Botnets are something you should be aware of
At the risk of sounding like a B-movie plot, your internet connected appliances could be ganging together with other smart devices, webcams and Wi-Fi routers in the neighborhood to plot a massive cyber-attack.
To be fair, the friendly metal box that keeps your groceries chilled is not to blame. It is an overall lack of security in the circuitry of Internet of Things (IoT) devices such as smart appliances, home alarm systems, thermostats, baby monitors, pool heater controls, door cameras and other items connected to the internet that can be accessed and controlled by cybercriminals.
Couple a consumer’s passion for internet connected gadgets with vulnerable wireless routers and computers, and an entire network of malware infected devices, called a botnet, can be activated and remotely controlled by botmasters to orchestrate a large-scale attack. Because botnets invade at a level deeper than normal viruses, users often don’t know their system is infected.
Botnets aren’t solely a tool of cybercriminals. Similar connected networks of computers are actually quite useful, and have many practical business applications, such as managing chatrooms and performing repetitive tasks.
The problem of malicious botnets, however, is real, and very serious. Compromised home devices have already caused immense internet outages. Using millions of botnet-infected member devices, Dyn, a New Hampshire-based company that monitors and routes Internet traffic, was hit with a massive distributed denial of service (DDoS) attack in 2016, when a botnet flooded servers with millions of fake requests for information, knocking them offline and taking down a significant portion of the internet.
Industry experts predict if there is not an immediate and radical change to security of IoT devices, botnets could take down the entire internet in the future. Botnets also commit e-banking fraud and illegally mine cryptocurrencies such as Bitcoin.
How botnets work
The term botnet was coined from combining robot with network.
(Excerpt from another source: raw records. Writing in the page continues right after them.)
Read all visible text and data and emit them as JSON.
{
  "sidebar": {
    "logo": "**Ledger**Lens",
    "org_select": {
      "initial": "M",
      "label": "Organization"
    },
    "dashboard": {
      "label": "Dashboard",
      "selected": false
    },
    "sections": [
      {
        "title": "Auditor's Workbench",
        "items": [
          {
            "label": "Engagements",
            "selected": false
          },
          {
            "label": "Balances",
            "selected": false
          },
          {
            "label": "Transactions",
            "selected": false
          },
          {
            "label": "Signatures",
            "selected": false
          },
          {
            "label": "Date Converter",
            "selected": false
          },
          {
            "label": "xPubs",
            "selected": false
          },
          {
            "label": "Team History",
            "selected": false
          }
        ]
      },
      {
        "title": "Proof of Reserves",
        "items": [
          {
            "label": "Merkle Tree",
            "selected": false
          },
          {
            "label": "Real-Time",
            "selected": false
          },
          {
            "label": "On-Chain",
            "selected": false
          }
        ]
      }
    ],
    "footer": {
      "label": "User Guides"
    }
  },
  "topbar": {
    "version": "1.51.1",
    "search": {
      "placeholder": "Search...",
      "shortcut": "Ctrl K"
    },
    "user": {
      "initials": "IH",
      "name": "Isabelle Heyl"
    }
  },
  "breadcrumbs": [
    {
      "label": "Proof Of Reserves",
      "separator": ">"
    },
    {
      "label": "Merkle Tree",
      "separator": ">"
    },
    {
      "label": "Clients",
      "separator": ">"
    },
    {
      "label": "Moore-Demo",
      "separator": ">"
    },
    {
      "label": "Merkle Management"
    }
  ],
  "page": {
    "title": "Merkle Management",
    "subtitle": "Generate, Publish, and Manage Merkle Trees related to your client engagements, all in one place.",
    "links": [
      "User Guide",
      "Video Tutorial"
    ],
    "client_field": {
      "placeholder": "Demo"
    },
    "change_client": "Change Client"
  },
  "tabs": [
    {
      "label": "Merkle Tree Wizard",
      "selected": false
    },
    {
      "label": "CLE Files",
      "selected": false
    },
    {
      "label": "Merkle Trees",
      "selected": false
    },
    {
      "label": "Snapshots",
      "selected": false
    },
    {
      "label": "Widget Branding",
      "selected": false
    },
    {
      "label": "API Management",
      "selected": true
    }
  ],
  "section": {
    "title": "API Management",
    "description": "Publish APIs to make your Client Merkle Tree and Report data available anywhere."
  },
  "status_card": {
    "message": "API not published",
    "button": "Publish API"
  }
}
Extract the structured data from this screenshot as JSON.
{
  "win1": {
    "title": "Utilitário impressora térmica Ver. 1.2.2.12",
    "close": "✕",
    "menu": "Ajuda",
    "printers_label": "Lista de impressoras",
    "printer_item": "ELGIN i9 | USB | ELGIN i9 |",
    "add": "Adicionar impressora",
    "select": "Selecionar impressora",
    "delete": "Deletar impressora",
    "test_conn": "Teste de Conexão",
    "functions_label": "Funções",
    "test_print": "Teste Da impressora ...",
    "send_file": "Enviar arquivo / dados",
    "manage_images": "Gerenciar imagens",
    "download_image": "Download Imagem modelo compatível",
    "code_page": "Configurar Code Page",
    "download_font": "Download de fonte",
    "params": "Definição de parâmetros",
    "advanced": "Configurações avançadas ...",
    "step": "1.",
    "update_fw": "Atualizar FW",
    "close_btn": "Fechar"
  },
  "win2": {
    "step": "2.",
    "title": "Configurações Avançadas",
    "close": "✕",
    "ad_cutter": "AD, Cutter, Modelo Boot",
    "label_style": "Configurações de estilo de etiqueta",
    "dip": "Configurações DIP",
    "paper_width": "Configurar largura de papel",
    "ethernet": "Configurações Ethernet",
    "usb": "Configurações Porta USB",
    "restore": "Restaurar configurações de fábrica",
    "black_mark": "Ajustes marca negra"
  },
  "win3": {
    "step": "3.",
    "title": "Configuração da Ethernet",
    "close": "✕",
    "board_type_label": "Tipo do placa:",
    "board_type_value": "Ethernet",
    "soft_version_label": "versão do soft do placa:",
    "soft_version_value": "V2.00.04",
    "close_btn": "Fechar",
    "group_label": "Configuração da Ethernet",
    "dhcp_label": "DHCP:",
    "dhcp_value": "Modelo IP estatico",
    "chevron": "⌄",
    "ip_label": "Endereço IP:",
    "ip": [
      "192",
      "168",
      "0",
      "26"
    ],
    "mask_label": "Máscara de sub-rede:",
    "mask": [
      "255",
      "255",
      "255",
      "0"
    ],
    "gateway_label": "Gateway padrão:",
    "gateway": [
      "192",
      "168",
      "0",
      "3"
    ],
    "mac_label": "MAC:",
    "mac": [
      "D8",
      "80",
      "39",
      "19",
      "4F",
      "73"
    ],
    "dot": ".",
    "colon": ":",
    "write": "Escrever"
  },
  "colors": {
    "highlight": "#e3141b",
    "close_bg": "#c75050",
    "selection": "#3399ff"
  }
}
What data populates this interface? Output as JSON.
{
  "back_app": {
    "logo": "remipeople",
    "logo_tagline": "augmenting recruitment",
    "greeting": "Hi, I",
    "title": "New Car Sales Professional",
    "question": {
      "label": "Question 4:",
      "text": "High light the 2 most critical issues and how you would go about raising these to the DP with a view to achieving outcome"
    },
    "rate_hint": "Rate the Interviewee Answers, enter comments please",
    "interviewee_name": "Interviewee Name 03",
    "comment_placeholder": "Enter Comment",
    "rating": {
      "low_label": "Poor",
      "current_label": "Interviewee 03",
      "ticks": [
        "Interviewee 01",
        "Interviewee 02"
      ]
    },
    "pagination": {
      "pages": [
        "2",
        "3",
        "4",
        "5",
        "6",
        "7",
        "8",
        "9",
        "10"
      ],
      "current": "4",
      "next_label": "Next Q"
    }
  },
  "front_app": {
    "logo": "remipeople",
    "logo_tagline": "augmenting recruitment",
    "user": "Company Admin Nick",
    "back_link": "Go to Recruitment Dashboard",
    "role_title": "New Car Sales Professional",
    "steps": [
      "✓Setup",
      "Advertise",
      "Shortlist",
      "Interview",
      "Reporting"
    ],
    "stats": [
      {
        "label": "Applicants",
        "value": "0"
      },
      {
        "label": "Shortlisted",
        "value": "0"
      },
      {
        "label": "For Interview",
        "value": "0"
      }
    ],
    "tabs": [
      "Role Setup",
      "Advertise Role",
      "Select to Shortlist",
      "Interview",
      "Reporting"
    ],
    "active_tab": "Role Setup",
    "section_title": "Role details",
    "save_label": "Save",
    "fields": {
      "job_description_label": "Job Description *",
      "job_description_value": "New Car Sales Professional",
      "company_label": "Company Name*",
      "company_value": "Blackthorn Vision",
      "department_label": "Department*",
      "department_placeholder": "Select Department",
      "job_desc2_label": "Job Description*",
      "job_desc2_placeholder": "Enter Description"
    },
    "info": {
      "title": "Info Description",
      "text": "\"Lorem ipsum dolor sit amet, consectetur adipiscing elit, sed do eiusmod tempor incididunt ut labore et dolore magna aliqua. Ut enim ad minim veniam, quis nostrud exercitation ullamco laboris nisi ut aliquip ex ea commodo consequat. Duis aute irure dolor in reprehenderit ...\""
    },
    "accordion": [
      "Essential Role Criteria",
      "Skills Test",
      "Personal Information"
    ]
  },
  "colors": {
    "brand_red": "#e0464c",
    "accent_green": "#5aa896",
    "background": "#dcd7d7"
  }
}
A bot in this case is a device, such as a smart refrigerator connected to the internet through your home wireless router, that becomes infected by malware, which then becomes a soldier in a network army of infected devices controlled by a single attacker or attack group.
Botnet malware scans the internet for vulnerable devices. One area of potential weakness are devices and wireless routers that don’t have a secure password. Once enough devices are infected, botnets carry out automated tasks, such as diverting fraudulent traffic to certain fake web advertisements.
One smart refrigerator will not have enough bandwidth to cause much damage, but combine that with millions of devices from homes across a wide geographic area, and a cybercriminal has enough power to launch a major attack.
Preventing botnet attacks
Botnets are hard to detect, even on a computer, because they operate on a deeper level than most anti-malware software can detect. But there are a few things consumers can do to prevent a botnet invasion.
Protect your router
It is crucial for all home users to reset the factory password that came with their regular or Wi-Fi internet router. Default factory passwords are easily obtainable. Hackers can discover an unprotected router, or hack into one with a factory password, within a few hours of connecting to a network.
If your router is older than five years, consider replacing it so that the security protocols stay up to date.
Create a strong Wi-Fi password with a unique combination of upper and lowercase letters, numbers and symbols. When setting up your network, use a strong form of Wi-Fi encryption such as WPA2.
Help your parents, grandparents and other seniors in your life with router passwords and setting up a secure home network. If it is not in your wheelhouse, a mobile computer service person can do this task for an affordable rate—just make sure they are licensed and bonded. You don’t want the neighbor kid having your crucial passwords.
Bluetooth wireless devices are relatively secure because they operate over a short range and are therefore not efficient to join an army of infected devices.
The only fail-proof protection from a vulnerable device is to not use it
Be suspicious of every device that connects to the internet. There are so many out there, to come up with a complete list would be impossible. Part of the issue is that creating stronger security is expensive, and often, device manufacturers are unwilling to add to their costs. Many IoT devices do not come password protected, or if they do, passwords are hardwired and users are not allowed to make changes.